Activity.
Pictures stay out; everything else in the listing below is to be restated word for word.

Data shown.
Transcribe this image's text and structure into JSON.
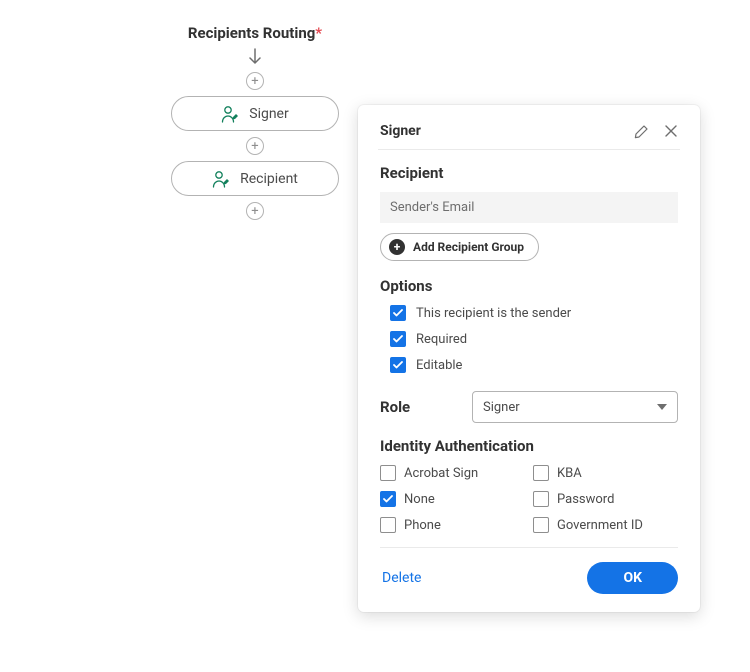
{
  "flow": {
    "title": "Recipients Routing",
    "required_mark": "*",
    "nodes": [
      {
        "label": "Signer"
      },
      {
        "label": "Recipient"
      }
    ]
  },
  "panel": {
    "title": "Signer",
    "recipient_section": "Recipient",
    "email_value": "Sender's Email",
    "add_group_label": "Add Recipient Group",
    "options_section": "Options",
    "options": [
      {
        "label": "This recipient is the sender",
        "checked": true
      },
      {
        "label": "Required",
        "checked": true
      },
      {
        "label": "Editable",
        "checked": true
      }
    ],
    "role_label": "Role",
    "role_value": "Signer",
    "auth_section": "Identity Authentication",
    "auth": [
      {
        "label": "Acrobat Sign",
        "checked": false
      },
      {
        "label": "KBA",
        "checked": false
      },
      {
        "label": "None",
        "checked": true
      },
      {
        "label": "Password",
        "checked": false
      },
      {
        "label": "Phone",
        "checked": false
      },
      {
        "label": "Government ID",
        "checked": false
      }
    ],
    "delete_label": "Delete",
    "ok_label": "OK"
  }
}
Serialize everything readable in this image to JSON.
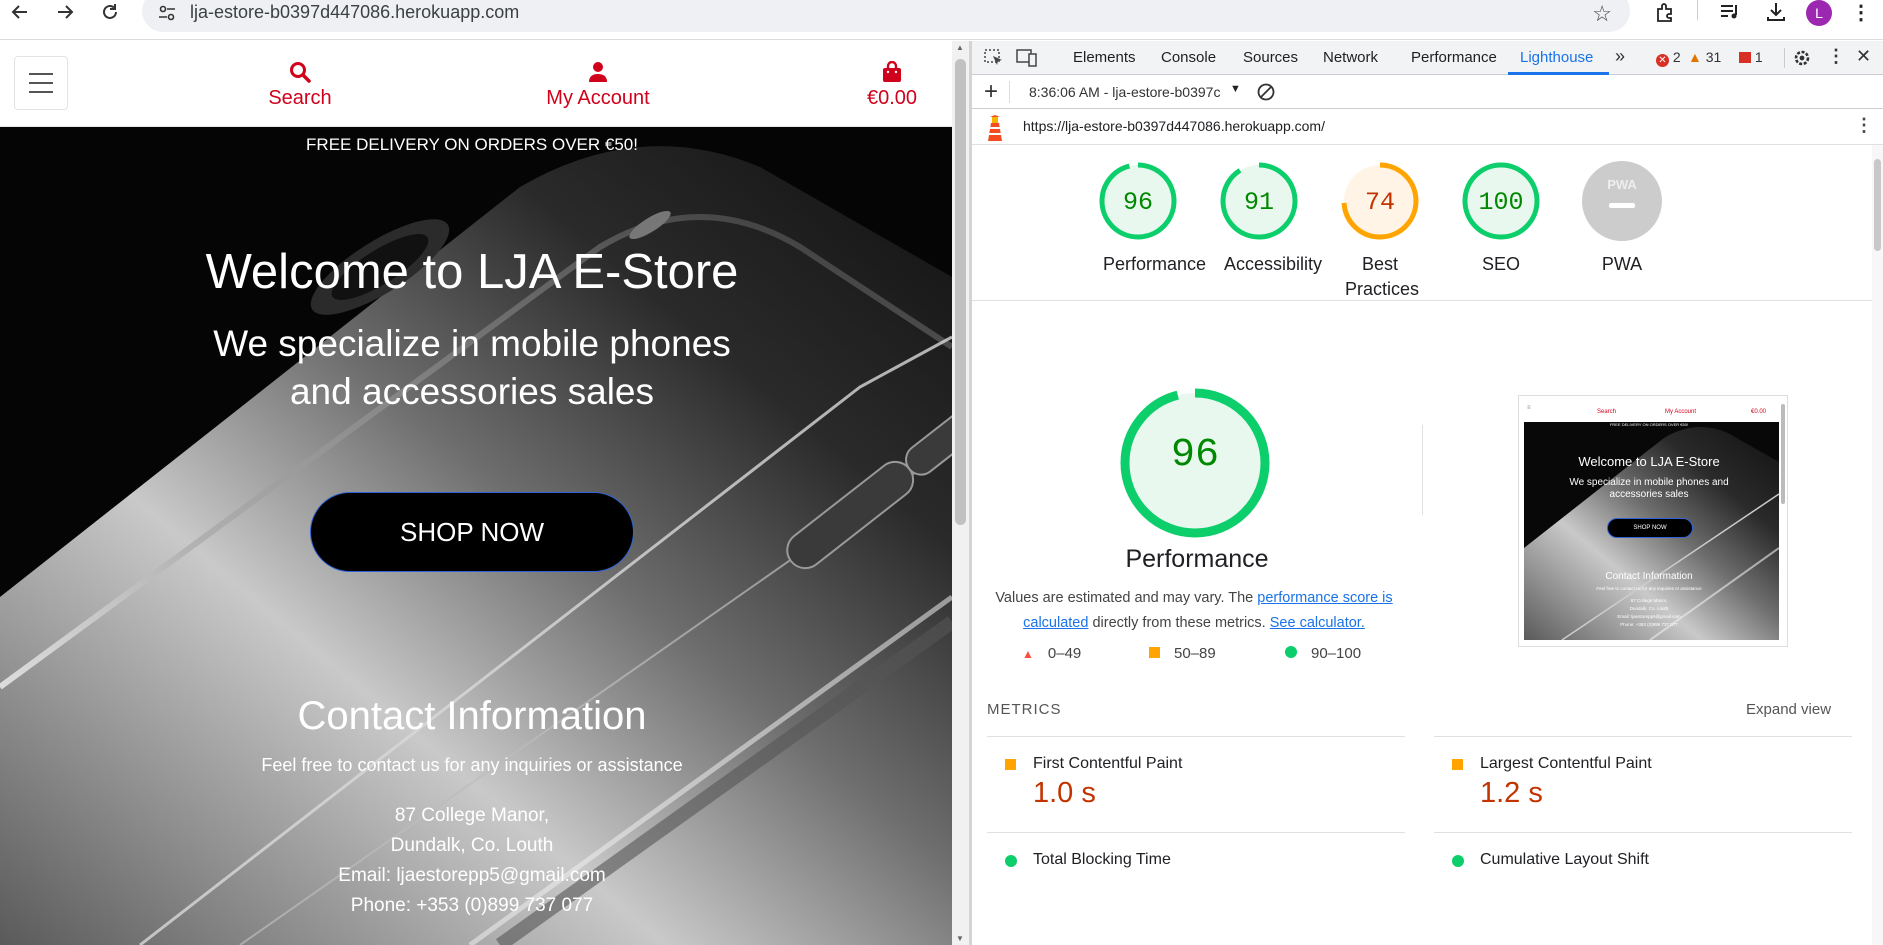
{
  "browser": {
    "url": "lja-estore-b0397d447086.herokuapp.com",
    "avatar_letter": "L"
  },
  "site": {
    "header": {
      "search_label": "Search",
      "account_label": "My Account",
      "cart_total": "€0.00"
    },
    "banner": "FREE DELIVERY ON ORDERS OVER €50!",
    "hero": {
      "title": "Welcome to LJA E-Store",
      "subtitle_line1": "We specialize in mobile phones",
      "subtitle_line2": "and accessories sales",
      "cta": "SHOP NOW"
    },
    "contact": {
      "title": "Contact Information",
      "intro": "Feel free to contact us for any inquiries or assistance",
      "address1": "87 College Manor,",
      "address2": "Dundalk, Co. Louth",
      "email": "Email: ljaestorepp5@gmail.com",
      "phone": "Phone: +353 (0)899 737 077"
    }
  },
  "devtools": {
    "tabs": [
      "Elements",
      "Console",
      "Sources",
      "Network",
      "Performance",
      "Lighthouse"
    ],
    "active_tab": "Lighthouse",
    "errors": "2",
    "warnings": "31",
    "issues": "1",
    "report_select": "8:36:06 AM - lja-estore-b0397c",
    "report_url": "https://lja-estore-b0397d447086.herokuapp.com/",
    "scores": [
      {
        "label": "Performance",
        "score": 96
      },
      {
        "label": "Accessibility",
        "score": 91
      },
      {
        "label": "Best Practices",
        "score": 74
      },
      {
        "label": "SEO",
        "score": 100
      },
      {
        "label": "PWA",
        "score": null
      }
    ],
    "pwa_badge": "PWA",
    "perf": {
      "score": "96",
      "title": "Performance",
      "note_prefix": "Values are estimated and may vary. The ",
      "note_link1": "performance score is calculated",
      "note_mid": " directly from these metrics. ",
      "note_link2": "See calculator."
    },
    "legend": {
      "fail": "0–49",
      "average": "50–89",
      "pass": "90–100"
    },
    "thumbnail": {
      "title": "Welcome to LJA E-Store",
      "subtitle": "We specialize in mobile phones and accessories sales",
      "cta": "SHOP NOW",
      "contact": "Contact Information",
      "search": "Search",
      "account": "My Account",
      "cart": "€0.00",
      "banner": "FREE DELIVERY ON ORDERS OVER €50!",
      "intro": "Feel free to contact us for any inquiries or assistance",
      "address1": "87 College Manor,",
      "address2": "Dundalk, Co. Louth",
      "email": "Email: ljaestorepp5@gmail.com",
      "phone": "Phone: +353 (0)899 737 077"
    },
    "metrics_header": "METRICS",
    "expand_view": "Expand view",
    "metrics": [
      {
        "name": "First Contentful Paint",
        "value": "1.0 s",
        "status": "average"
      },
      {
        "name": "Largest Contentful Paint",
        "value": "1.2 s",
        "status": "average"
      },
      {
        "name": "Total Blocking Time",
        "value": "",
        "status": "pass"
      },
      {
        "name": "Cumulative Layout Shift",
        "value": "",
        "status": "pass"
      }
    ],
    "colors": {
      "pass": "#0cce6b",
      "average": "#ffa400",
      "fail": "#ff4e42",
      "link": "#1a73e8"
    }
  }
}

Reply to the exercise.
Transcribe this image's text and structure into JSON.
{
  "flow": {
    "title": "Recipients Routing",
    "required_mark": "*",
    "nodes": [
      {
        "label": "Signer"
      },
      {
        "label": "Recipient"
      }
    ]
  },
  "panel": {
    "title": "Signer",
    "recipient_section": "Recipient",
    "email_value": "Sender's Email",
    "add_group_label": "Add Recipient Group",
    "options_section": "Options",
    "options": [
      {
        "label": "This recipient is the sender",
        "checked": true
      },
      {
        "label": "Required",
        "checked": true
      },
      {
        "label": "Editable",
        "checked": true
      }
    ],
    "role_label": "Role",
    "role_value": "Signer",
    "auth_section": "Identity Authentication",
    "auth": [
      {
        "label": "Acrobat Sign",
        "checked": false
      },
      {
        "label": "KBA",
        "checked": false
      },
      {
        "label": "None",
        "checked": true
      },
      {
        "label": "Password",
        "checked": false
      },
      {
        "label": "Phone",
        "checked": false
      },
      {
        "label": "Government ID",
        "checked": false
      }
    ],
    "delete_label": "Delete",
    "ok_label": "OK"
  }
}
Serialize everything readable in this image to JSON.
{
  "browser": {
    "url": "lja-estore-b0397d447086.herokuapp.com",
    "avatar_letter": "L"
  },
  "site": {
    "header": {
      "search_label": "Search",
      "account_label": "My Account",
      "cart_total": "€0.00"
    },
    "banner": "FREE DELIVERY ON ORDERS OVER €50!",
    "hero": {
      "title": "Welcome to LJA E-Store",
      "subtitle_line1": "We specialize in mobile phones",
      "subtitle_line2": "and accessories sales",
      "cta": "SHOP NOW"
    },
    "contact": {
      "title": "Contact Information",
      "intro": "Feel free to contact us for any inquiries or assistance",
      "address1": "87 College Manor,",
      "address2": "Dundalk, Co. Louth",
      "email": "Email: ljaestorepp5@gmail.com",
      "phone": "Phone: +353 (0)899 737 077"
    }
  },
  "devtools": {
    "tabs": [
      "Elements",
      "Console",
      "Sources",
      "Network",
      "Performance",
      "Lighthouse"
    ],
    "active_tab": "Lighthouse",
    "errors": "2",
    "warnings": "31",
    "issues": "1",
    "report_select": "8:36:06 AM - lja-estore-b0397c",
    "report_url": "https://lja-estore-b0397d447086.herokuapp.com/",
    "scores": [
      {
        "label": "Performance",
        "score": 96
      },
      {
        "label": "Accessibility",
        "score": 91
      },
      {
        "label": "Best Practices",
        "score": 74
      },
      {
        "label": "SEO",
        "score": 100
      },
      {
        "label": "PWA",
        "score": null
      }
    ],
    "pwa_badge": "PWA",
    "perf": {
      "score": "96",
      "title": "Performance",
      "note_prefix": "Values are estimated and may vary. The ",
      "note_link1": "performance score is calculated",
      "note_mid": " directly from these metrics. ",
      "note_link2": "See calculator."
    },
    "legend": {
      "fail": "0–49",
      "average": "50–89",
      "pass": "90–100"
    },
    "thumbnail": {
      "title": "Welcome to LJA E-Store",
      "subtitle": "We specialize in mobile phones and accessories sales",
      "cta": "SHOP NOW",
      "contact": "Contact Information",
      "search": "Search",
      "account": "My Account",
      "cart": "€0.00",
      "banner": "FREE DELIVERY ON ORDERS OVER €50!",
      "intro": "Feel free to contact us for any inquiries or assistance",
      "address1": "87 College Manor,",
      "address2": "Dundalk, Co. Louth",
      "email": "Email: ljaestorepp5@gmail.com",
      "phone": "Phone: +353 (0)899 737 077"
    },
    "metrics_header": "METRICS",
    "expand_view": "Expand view",
    "metrics": [
      {
        "name": "First Contentful Paint",
        "value": "1.0 s",
        "status": "average"
      },
      {
        "name": "Largest Contentful Paint",
        "value": "1.2 s",
        "status": "average"
      },
      {
        "name": "Total Blocking Time",
        "value": "",
        "status": "pass"
      },
      {
        "name": "Cumulative Layout Shift",
        "value": "",
        "status": "pass"
      }
    ],
    "colors": {
      "pass": "#0cce6b",
      "average": "#ffa400",
      "fail": "#ff4e42",
      "link": "#1a73e8"
    }
  }
}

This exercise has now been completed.